A new proposal would turn the historic stadium into a small museum and a large urban green space
Once lovingly called the “Eighth Wonder of the World” (along with King Kong and the International Space Station), Houston’s iconic Astrodome has seen far better and more glamorous days. After an earlier movement to restore the ailing stadium as a convention center failed, a new proposal is garnering attention: to tear down the dome, fill the space with a lush park, and erect a miniature version of the dome in the middle.
The Astrodome, recently rebranded the NRG Astrodome, opened in 1965 as the world’s first multipurpose domed sports stadium.
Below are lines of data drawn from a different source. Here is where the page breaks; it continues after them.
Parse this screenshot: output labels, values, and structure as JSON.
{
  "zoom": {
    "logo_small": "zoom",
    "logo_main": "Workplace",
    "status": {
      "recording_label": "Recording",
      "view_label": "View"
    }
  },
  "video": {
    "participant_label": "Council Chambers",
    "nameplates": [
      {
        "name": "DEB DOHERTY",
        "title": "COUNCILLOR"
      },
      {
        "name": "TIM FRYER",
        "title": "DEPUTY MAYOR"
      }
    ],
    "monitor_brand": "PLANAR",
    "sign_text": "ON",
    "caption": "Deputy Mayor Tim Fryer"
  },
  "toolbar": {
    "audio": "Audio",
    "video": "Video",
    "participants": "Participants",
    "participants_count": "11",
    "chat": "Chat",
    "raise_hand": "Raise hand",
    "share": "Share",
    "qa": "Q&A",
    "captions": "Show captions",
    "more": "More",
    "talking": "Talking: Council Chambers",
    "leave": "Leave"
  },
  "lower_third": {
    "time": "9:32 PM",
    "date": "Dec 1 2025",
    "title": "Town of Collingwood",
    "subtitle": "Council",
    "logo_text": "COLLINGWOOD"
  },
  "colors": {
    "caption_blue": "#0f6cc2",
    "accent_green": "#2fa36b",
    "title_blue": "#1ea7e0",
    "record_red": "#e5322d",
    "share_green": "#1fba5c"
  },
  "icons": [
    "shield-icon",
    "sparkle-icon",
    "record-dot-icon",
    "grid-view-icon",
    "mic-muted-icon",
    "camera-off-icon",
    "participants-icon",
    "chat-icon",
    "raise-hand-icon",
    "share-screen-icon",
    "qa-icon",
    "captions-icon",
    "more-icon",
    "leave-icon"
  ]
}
The proposal, developed by the Houston Texans and the Houston Livestock Show and Rodeo groups, would preserve the original skeleton of the structure, demolish the rest to make way for park space, and erect a dome-shaped, dome-centered museum to pay tribute to its history.
The $66-million development, modeled after urban park Discovery Green, would include green space inside and surrounding the framework in an area of Houston dominated by concrete. The space could also be used, the proposal suggests, to supplement various events in the NRG Park development, such as fairs and concerts.
The plan has a long journey ahead if it is to be approved; as the Dallas Morning News reports, “[d]emolition, contrary to popular belief, does not appear imminent. That would be a costly undertaking in itself — anywhere from $5 million to $80 million, depending on whom you ask.” Leroy Shafer, chief operating officer of the Houston Livestock Show and Rodeo chief, too, was hesitant to predict the Astrodome’s demise in a recent statement about the park proposal:
This is just one more feasible option for use of the space where the NRG Astrodome now stands… Although the option does include removal of the NRG Astrodome building itself, it pays homage to the history, heritage and culture of the Dome… This plan would also provide a major green space in the middle of NRG Park, which we’ve never had. It will benefit any event held at NRG Park with its functionality and usability.
Judge Ed Emmett, Harris County’s top elected official, is a major proponent of keeping the Astrodome intact; as he explained to a Houston crowd this month, he believes the building “is going to become a critical piece of who we are as a community… [i]t’s not about nostalgia. It’s an asset that belongs to the taxpayers of Harris County.” He also predicted that, if the dome were dismantled, in ten or twelve years “somebody would come forth and say ‘If we just had the Astrodome.'”
[h/t] City Lab